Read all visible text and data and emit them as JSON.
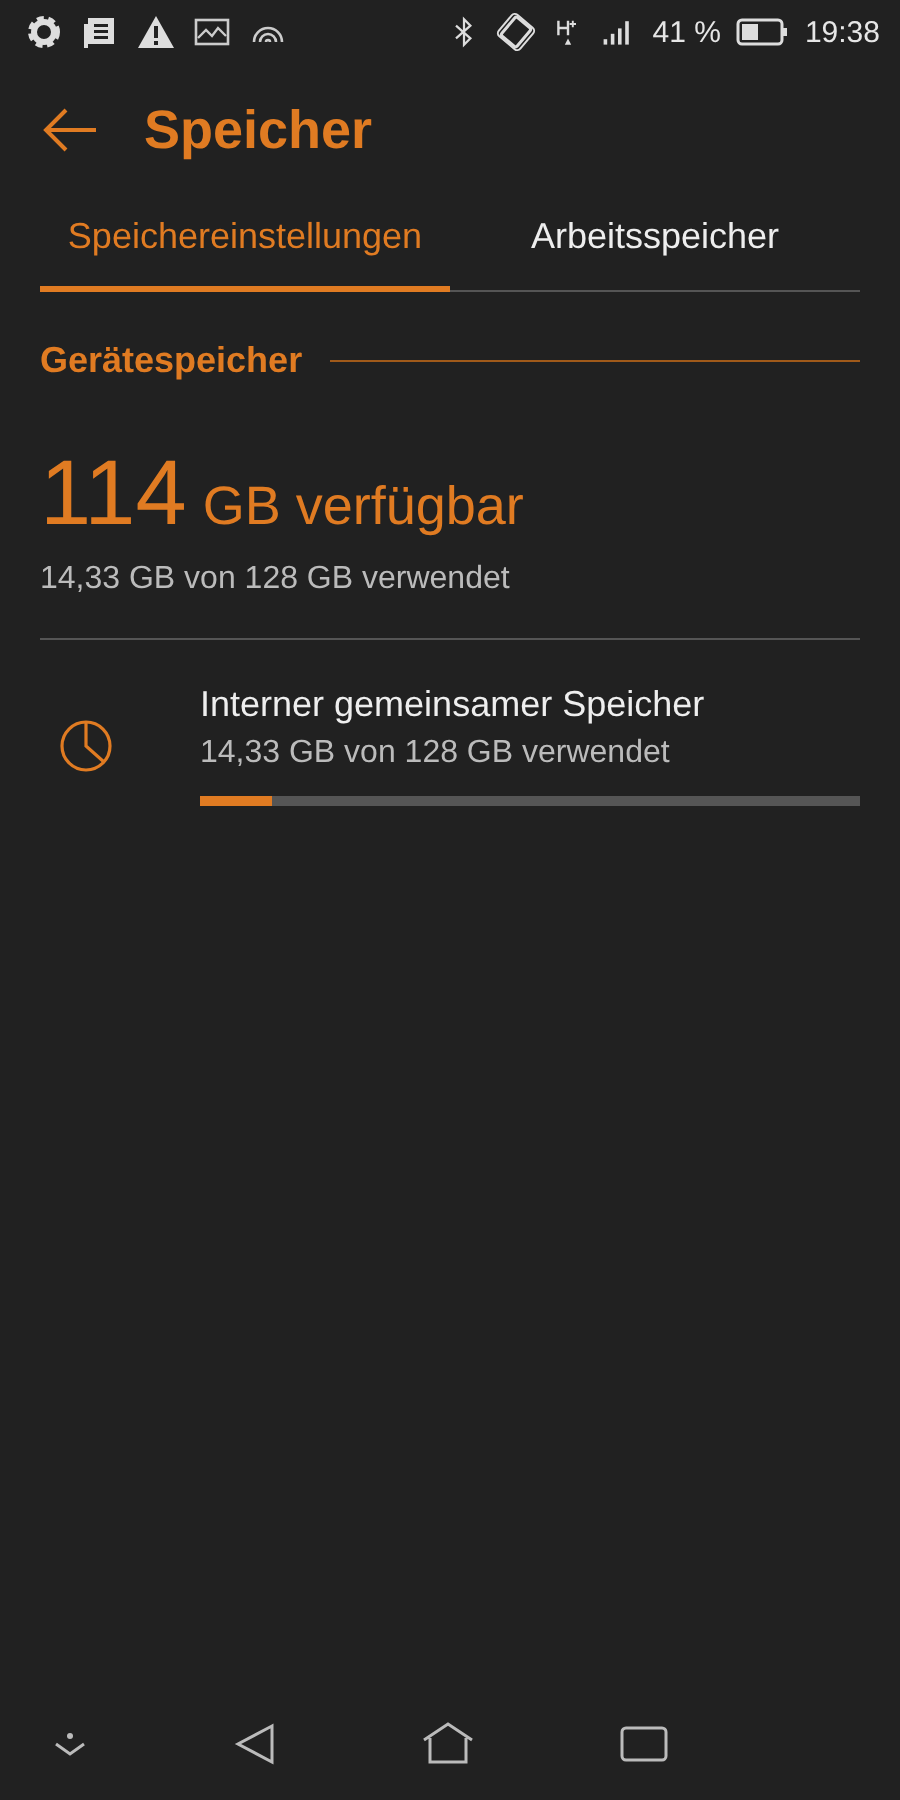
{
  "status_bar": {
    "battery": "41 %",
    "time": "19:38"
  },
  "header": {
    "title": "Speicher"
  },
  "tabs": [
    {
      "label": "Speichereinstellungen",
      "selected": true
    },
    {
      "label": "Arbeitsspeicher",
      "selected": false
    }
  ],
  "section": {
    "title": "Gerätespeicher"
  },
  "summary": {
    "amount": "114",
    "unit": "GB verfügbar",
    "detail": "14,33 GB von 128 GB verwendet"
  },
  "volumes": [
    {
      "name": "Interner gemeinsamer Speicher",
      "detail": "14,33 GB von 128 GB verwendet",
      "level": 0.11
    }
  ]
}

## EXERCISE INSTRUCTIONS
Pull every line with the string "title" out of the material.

## TASK OUTPUT
    "title": "Speicher"
    "title": "Gerätespeicher"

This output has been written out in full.